Task objective: Only the lines that include "false" should be copied from the data below.

=== Extracted data ===

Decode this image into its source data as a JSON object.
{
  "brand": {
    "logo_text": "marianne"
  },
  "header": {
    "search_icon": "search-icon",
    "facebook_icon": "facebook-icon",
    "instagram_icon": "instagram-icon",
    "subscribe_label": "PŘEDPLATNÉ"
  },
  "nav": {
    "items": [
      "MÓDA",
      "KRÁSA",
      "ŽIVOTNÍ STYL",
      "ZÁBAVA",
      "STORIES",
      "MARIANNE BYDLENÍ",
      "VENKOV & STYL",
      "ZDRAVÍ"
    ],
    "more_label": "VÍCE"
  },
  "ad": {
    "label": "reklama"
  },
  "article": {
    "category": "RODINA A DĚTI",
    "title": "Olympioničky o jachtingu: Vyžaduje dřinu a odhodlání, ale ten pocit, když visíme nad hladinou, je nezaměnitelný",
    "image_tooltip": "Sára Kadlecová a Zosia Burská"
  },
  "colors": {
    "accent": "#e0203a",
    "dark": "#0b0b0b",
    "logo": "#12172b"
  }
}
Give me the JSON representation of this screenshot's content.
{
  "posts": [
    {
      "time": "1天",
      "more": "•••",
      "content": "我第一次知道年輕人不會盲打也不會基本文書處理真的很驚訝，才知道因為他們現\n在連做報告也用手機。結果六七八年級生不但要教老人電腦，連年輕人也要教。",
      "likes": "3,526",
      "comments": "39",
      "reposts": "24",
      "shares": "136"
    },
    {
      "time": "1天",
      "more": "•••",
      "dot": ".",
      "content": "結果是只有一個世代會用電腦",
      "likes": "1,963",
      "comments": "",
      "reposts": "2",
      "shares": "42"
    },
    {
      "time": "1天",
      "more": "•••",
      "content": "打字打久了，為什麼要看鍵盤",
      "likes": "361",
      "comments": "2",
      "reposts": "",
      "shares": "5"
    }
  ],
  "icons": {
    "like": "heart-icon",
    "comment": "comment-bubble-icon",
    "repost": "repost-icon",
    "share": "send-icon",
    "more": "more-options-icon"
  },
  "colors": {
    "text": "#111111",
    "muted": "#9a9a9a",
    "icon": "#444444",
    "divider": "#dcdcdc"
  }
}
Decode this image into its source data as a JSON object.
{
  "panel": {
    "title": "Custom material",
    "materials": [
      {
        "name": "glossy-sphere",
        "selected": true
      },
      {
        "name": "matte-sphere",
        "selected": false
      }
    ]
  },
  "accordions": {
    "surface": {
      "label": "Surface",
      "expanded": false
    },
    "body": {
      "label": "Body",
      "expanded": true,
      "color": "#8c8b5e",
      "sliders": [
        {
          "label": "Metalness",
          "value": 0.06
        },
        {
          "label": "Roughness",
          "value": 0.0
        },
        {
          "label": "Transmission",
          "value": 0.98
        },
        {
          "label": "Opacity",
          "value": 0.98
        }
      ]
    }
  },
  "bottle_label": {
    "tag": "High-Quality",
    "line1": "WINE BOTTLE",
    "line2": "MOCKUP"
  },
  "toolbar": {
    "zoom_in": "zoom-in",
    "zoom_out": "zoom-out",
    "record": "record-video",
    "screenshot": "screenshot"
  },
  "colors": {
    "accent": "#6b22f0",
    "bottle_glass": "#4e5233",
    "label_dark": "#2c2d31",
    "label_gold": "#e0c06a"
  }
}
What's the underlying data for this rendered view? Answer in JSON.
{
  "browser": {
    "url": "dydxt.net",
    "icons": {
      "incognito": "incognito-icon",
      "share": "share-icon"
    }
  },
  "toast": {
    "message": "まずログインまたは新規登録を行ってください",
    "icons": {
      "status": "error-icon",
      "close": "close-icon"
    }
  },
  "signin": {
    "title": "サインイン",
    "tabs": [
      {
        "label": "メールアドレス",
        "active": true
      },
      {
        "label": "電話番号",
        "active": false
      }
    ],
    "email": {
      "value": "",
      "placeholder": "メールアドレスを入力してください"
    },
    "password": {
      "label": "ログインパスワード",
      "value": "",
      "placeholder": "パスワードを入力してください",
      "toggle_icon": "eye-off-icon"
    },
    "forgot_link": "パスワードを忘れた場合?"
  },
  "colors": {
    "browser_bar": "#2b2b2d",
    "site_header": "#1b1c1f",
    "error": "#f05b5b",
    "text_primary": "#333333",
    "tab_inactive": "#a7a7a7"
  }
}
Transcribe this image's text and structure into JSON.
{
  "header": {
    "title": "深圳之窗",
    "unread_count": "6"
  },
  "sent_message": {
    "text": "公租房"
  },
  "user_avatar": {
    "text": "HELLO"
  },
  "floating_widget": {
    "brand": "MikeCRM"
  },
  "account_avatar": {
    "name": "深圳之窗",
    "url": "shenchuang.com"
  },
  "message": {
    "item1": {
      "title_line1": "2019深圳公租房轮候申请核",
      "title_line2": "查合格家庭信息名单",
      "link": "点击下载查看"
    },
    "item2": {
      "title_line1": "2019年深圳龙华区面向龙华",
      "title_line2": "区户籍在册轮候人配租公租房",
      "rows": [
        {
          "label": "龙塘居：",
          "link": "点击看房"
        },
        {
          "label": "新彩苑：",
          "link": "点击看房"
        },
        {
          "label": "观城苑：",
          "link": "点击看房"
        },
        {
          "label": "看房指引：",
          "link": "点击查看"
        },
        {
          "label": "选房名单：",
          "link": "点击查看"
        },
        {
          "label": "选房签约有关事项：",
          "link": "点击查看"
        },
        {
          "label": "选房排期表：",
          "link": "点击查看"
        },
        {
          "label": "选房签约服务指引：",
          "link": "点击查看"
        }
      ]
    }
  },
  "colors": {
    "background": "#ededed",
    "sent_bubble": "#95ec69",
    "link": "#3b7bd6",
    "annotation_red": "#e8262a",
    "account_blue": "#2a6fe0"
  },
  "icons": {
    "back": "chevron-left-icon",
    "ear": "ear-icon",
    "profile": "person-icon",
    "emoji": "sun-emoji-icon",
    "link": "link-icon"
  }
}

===

Reply:
        "selected": false
      "expanded": false
        "active": false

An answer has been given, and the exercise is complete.